Task requirements » Within this material, find every line where the string "label" appears, and copy it out.

Records »
——————

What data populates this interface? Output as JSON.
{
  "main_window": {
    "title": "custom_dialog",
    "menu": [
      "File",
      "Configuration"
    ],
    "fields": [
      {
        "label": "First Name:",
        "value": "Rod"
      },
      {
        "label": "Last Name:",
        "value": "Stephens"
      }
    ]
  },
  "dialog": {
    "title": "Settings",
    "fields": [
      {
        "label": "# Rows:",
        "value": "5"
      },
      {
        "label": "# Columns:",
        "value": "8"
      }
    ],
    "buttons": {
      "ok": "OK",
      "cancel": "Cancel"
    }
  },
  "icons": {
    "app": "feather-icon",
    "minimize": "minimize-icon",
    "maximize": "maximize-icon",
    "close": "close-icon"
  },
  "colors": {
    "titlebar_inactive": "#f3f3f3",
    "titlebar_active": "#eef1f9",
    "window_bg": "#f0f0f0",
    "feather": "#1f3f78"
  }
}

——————

Task result »
        "label": "First Name:",
        "label": "Last Name:",
        "label": "# Rows:",
        "label": "# Columns:",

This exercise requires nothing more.